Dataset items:

━━━━━━━━━━━━━━━━

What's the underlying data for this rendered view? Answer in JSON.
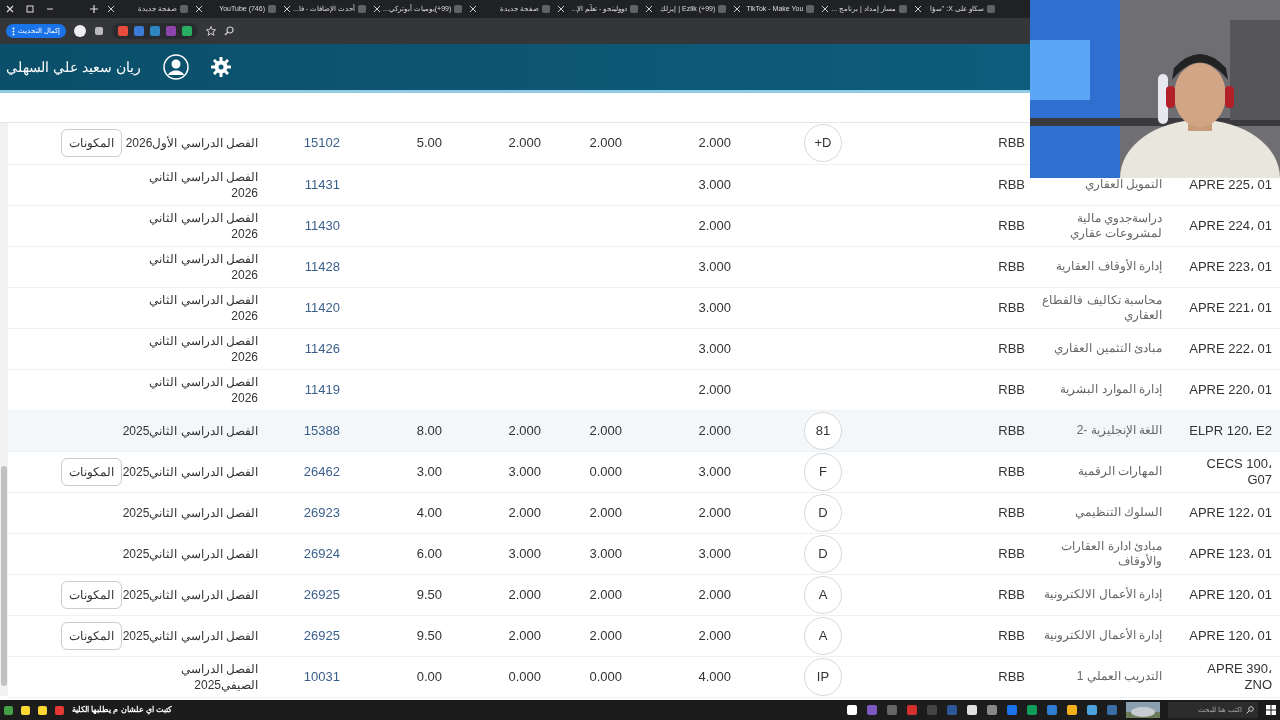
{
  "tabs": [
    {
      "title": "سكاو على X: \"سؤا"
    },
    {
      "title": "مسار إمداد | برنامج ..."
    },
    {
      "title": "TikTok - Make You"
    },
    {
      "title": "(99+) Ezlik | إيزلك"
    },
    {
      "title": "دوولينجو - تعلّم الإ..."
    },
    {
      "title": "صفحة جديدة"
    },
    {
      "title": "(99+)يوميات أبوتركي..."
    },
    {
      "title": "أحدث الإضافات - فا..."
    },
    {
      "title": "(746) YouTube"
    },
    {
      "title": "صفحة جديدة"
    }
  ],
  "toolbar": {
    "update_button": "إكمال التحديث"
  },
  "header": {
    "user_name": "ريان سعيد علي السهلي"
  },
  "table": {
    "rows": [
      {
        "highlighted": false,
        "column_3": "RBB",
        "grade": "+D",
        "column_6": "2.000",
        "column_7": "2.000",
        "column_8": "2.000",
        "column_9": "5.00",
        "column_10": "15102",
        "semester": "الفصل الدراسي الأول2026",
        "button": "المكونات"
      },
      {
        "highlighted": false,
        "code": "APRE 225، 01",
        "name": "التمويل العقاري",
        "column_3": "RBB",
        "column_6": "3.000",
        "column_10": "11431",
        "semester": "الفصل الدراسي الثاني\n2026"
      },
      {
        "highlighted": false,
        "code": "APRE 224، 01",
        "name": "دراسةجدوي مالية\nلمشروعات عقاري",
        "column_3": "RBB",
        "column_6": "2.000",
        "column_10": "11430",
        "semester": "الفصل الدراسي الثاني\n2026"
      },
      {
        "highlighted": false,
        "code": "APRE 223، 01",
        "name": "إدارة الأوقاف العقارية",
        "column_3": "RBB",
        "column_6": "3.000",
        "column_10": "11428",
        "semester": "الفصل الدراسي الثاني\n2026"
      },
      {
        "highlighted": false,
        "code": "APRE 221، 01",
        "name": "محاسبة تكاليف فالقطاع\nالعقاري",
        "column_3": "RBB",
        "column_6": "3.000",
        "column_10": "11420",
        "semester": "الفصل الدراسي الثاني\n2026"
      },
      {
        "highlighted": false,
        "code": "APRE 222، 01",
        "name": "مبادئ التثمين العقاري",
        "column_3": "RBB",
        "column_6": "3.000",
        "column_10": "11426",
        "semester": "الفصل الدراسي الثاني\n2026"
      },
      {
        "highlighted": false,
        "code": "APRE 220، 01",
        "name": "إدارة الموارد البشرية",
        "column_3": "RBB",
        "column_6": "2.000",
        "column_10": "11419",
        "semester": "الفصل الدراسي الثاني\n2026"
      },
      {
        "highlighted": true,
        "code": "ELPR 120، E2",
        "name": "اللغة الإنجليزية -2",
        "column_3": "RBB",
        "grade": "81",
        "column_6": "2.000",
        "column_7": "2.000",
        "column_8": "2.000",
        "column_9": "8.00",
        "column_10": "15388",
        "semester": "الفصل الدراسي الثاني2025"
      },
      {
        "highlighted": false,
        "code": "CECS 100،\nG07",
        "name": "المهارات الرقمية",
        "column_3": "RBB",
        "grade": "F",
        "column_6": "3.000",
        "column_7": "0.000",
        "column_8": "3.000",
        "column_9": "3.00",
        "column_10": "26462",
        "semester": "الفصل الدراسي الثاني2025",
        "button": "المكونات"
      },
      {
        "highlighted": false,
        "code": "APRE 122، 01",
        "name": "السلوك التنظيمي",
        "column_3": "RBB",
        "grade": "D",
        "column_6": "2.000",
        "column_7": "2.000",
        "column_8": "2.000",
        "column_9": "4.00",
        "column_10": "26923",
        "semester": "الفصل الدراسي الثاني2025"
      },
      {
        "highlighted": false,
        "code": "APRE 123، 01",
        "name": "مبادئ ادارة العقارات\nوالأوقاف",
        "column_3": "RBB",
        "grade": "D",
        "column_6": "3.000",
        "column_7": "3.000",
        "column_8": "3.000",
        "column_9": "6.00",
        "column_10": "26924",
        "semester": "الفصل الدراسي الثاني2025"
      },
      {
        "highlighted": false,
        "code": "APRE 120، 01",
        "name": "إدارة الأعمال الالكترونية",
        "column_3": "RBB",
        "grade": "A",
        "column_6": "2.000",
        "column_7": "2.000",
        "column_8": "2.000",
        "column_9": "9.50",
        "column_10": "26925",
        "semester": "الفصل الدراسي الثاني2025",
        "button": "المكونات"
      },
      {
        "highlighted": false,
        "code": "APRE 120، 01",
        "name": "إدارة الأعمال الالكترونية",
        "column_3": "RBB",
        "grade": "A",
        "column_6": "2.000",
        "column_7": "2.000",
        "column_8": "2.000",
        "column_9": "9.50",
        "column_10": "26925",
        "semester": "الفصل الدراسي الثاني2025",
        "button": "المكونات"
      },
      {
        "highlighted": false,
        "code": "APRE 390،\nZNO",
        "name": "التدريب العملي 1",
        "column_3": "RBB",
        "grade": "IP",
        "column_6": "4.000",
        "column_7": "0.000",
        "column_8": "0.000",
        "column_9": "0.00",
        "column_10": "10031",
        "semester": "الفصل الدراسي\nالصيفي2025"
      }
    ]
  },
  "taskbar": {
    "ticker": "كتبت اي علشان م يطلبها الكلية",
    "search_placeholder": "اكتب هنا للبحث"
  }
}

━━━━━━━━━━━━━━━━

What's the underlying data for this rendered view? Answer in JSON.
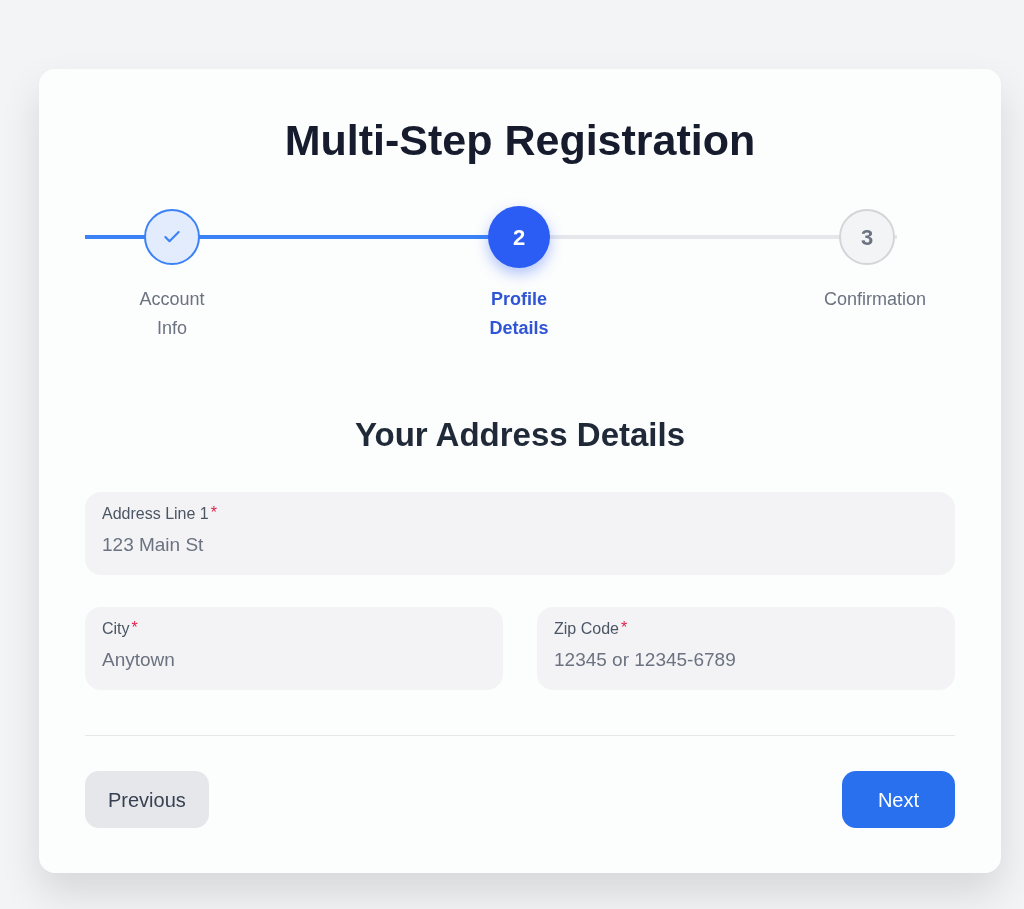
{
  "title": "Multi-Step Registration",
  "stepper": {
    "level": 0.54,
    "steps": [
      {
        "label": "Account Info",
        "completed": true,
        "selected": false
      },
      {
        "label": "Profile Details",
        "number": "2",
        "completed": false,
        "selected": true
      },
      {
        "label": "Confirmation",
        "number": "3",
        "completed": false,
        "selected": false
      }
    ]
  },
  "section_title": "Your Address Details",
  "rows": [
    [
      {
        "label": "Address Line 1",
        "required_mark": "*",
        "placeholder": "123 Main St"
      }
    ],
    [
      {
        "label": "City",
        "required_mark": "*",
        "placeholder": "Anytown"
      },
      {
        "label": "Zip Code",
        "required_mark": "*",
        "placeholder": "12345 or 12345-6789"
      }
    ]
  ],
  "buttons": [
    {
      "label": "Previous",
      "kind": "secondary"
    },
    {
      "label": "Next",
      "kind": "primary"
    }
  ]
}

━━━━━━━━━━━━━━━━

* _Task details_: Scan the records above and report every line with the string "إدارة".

* _Finished task_:
        "name": "إدارة الأوقاف العقارية",
        "name": "إدارة الموارد البشرية",
        "name": "إدارة الأعمال الالكترونية",
        "name": "إدارة الأعمال الالكترونية",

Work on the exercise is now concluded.